## [Goal of the exercise]
Output all of the entries below precisely as written.

## [Supplied data]
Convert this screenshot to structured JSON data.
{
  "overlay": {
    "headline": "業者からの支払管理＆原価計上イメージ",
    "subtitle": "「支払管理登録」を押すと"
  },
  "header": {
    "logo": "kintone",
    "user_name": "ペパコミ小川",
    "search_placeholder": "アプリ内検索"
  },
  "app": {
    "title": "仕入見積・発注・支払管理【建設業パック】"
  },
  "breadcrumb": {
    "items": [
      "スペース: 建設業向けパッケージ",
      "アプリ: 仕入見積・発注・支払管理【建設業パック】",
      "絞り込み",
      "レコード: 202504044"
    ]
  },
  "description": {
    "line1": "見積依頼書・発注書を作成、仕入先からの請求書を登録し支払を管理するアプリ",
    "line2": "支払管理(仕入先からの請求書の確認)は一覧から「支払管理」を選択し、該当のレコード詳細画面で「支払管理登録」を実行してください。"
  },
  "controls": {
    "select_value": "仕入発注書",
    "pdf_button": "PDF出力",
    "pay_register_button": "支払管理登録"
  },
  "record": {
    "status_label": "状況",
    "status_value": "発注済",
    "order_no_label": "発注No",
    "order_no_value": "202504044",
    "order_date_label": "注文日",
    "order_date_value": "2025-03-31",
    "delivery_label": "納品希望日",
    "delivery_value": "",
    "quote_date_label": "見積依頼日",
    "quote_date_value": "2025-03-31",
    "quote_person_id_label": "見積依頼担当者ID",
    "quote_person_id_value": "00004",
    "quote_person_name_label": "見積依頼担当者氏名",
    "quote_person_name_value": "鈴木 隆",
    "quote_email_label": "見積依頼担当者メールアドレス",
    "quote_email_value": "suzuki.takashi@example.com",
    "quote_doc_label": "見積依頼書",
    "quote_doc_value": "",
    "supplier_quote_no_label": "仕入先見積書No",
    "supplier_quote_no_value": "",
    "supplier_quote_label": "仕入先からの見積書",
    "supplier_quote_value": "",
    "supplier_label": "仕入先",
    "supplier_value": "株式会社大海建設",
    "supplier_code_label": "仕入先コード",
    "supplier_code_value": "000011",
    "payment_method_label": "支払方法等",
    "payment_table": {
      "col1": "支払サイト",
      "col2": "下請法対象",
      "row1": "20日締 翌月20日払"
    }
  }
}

## [Result for this task]
Convert this screenshot to structured JSON data.
{
  "overlay": {
    "headline": "業者からの支払管理＆原価計上イメージ",
    "subtitle": "「支払管理登録」を押すと"
  },
  "header": {
    "logo": "kintone",
    "user_name": "ペパコミ小川",
    "search_placeholder": "アプリ内検索"
  },
  "app": {
    "title": "仕入見積・発注・支払管理【建設業パック】"
  },
  "breadcrumb": {
    "items": [
      "スペース: 建設業向けパッケージ",
      "アプリ: 仕入見積・発注・支払管理【建設業パック】",
      "絞り込み",
      "レコード: 202504044"
    ]
  },
  "description": {
    "line1": "見積依頼書・発注書を作成、仕入先からの請求書を登録し支払を管理するアプリ",
    "line2": "支払管理(仕入先からの請求書の確認)は一覧から「支払管理」を選択し、該当のレコード詳細画面で「支払管理登録」を実行してください。"
  },
  "controls": {
    "select_value": "仕入発注書",
    "pdf_button": "PDF出力",
    "pay_register_button": "支払管理登録"
  },
  "record": {
    "status_label": "状況",
    "status_value": "発注済",
    "order_no_label": "発注No",
    "order_no_value": "202504044",
    "order_date_label": "注文日",
    "order_date_value": "2025-03-31",
    "delivery_label": "納品希望日",
    "delivery_value": "",
    "quote_date_label": "見積依頼日",
    "quote_date_value": "2025-03-31",
    "quote_person_id_label": "見積依頼担当者ID",
    "quote_person_id_value": "00004",
    "quote_person_name_label": "見積依頼担当者氏名",
    "quote_person_name_value": "鈴木 隆",
    "quote_email_label": "見積依頼担当者メールアドレス",
    "quote_email_value": "suzuki.takashi@example.com",
    "quote_doc_label": "見積依頼書",
    "quote_doc_value": "",
    "supplier_quote_no_label": "仕入先見積書No",
    "supplier_quote_no_value": "",
    "supplier_quote_label": "仕入先からの見積書",
    "supplier_quote_value": "",
    "supplier_label": "仕入先",
    "supplier_value": "株式会社大海建設",
    "supplier_code_label": "仕入先コード",
    "supplier_code_value": "000011",
    "payment_method_label": "支払方法等",
    "payment_table": {
      "col1": "支払サイト",
      "col2": "下請法対象",
      "row1": "20日締 翌月20日払"
    }
  }
}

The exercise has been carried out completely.